WHAT TO PRODUCE. Set the entries below down again, please. Match them exactly.
═════ RECORDS FOR THIS EXERCISE
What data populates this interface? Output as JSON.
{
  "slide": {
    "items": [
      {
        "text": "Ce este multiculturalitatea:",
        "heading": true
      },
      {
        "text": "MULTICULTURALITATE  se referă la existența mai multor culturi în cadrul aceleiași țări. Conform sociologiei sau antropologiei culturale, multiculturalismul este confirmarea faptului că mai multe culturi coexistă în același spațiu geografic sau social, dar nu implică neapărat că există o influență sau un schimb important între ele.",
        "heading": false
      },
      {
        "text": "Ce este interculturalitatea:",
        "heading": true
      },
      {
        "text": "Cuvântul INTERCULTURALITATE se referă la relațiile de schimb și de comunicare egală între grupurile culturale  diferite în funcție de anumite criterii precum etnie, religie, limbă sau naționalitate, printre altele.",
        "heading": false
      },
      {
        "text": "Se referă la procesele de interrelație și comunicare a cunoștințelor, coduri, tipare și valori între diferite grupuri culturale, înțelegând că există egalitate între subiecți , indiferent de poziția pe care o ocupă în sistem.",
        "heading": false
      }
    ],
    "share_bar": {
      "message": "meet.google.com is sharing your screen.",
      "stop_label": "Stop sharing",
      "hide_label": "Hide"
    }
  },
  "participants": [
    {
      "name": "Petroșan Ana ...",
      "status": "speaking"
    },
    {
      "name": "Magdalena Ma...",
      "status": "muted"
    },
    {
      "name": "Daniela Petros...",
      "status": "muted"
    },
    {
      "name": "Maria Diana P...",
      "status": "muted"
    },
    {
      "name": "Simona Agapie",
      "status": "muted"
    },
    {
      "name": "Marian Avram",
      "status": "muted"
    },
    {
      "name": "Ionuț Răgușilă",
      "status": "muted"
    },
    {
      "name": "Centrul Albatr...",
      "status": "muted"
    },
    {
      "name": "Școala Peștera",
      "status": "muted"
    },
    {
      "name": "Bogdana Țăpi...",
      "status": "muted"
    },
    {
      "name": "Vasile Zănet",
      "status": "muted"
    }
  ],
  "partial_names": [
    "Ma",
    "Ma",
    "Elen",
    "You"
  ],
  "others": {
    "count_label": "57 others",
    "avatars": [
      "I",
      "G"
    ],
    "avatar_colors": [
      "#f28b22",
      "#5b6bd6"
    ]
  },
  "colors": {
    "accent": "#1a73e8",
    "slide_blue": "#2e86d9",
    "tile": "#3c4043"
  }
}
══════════
TASK RESPONSE.
What data populates this interface? Output as JSON.
{
  "slide": {
    "items": [
      {
        "text": "Ce este multiculturalitatea:",
        "heading": true
      },
      {
        "text": "MULTICULTURALITATE  se referă la existența mai multor culturi în cadrul aceleiași țări. Conform sociologiei sau antropologiei culturale, multiculturalismul este confirmarea faptului că mai multe culturi coexistă în același spațiu geografic sau social, dar nu implică neapărat că există o influență sau un schimb important între ele.",
        "heading": false
      },
      {
        "text": "Ce este interculturalitatea:",
        "heading": true
      },
      {
        "text": "Cuvântul INTERCULTURALITATE se referă la relațiile de schimb și de comunicare egală între grupurile culturale  diferite în funcție de anumite criterii precum etnie, religie, limbă sau naționalitate, printre altele.",
        "heading": false
      },
      {
        "text": "Se referă la procesele de interrelație și comunicare a cunoștințelor, coduri, tipare și valori între diferite grupuri culturale, înțelegând că există egalitate între subiecți , indiferent de poziția pe care o ocupă în sistem.",
        "heading": false
      }
    ],
    "share_bar": {
      "message": "meet.google.com is sharing your screen.",
      "stop_label": "Stop sharing",
      "hide_label": "Hide"
    }
  },
  "participants": [
    {
      "name": "Petroșan Ana ...",
      "status": "speaking"
    },
    {
      "name": "Magdalena Ma...",
      "status": "muted"
    },
    {
      "name": "Daniela Petros...",
      "status": "muted"
    },
    {
      "name": "Maria Diana P...",
      "status": "muted"
    },
    {
      "name": "Simona Agapie",
      "status": "muted"
    },
    {
      "name": "Marian Avram",
      "status": "muted"
    },
    {
      "name": "Ionuț Răgușilă",
      "status": "muted"
    },
    {
      "name": "Centrul Albatr...",
      "status": "muted"
    },
    {
      "name": "Școala Peștera",
      "status": "muted"
    },
    {
      "name": "Bogdana Țăpi...",
      "status": "muted"
    },
    {
      "name": "Vasile Zănet",
      "status": "muted"
    }
  ],
  "partial_names": [
    "Ma",
    "Ma",
    "Elen",
    "You"
  ],
  "others": {
    "count_label": "57 others",
    "avatars": [
      "I",
      "G"
    ],
    "avatar_colors": [
      "#f28b22",
      "#5b6bd6"
    ]
  },
  "colors": {
    "accent": "#1a73e8",
    "slide_blue": "#2e86d9",
    "tile": "#3c4043"
  }
}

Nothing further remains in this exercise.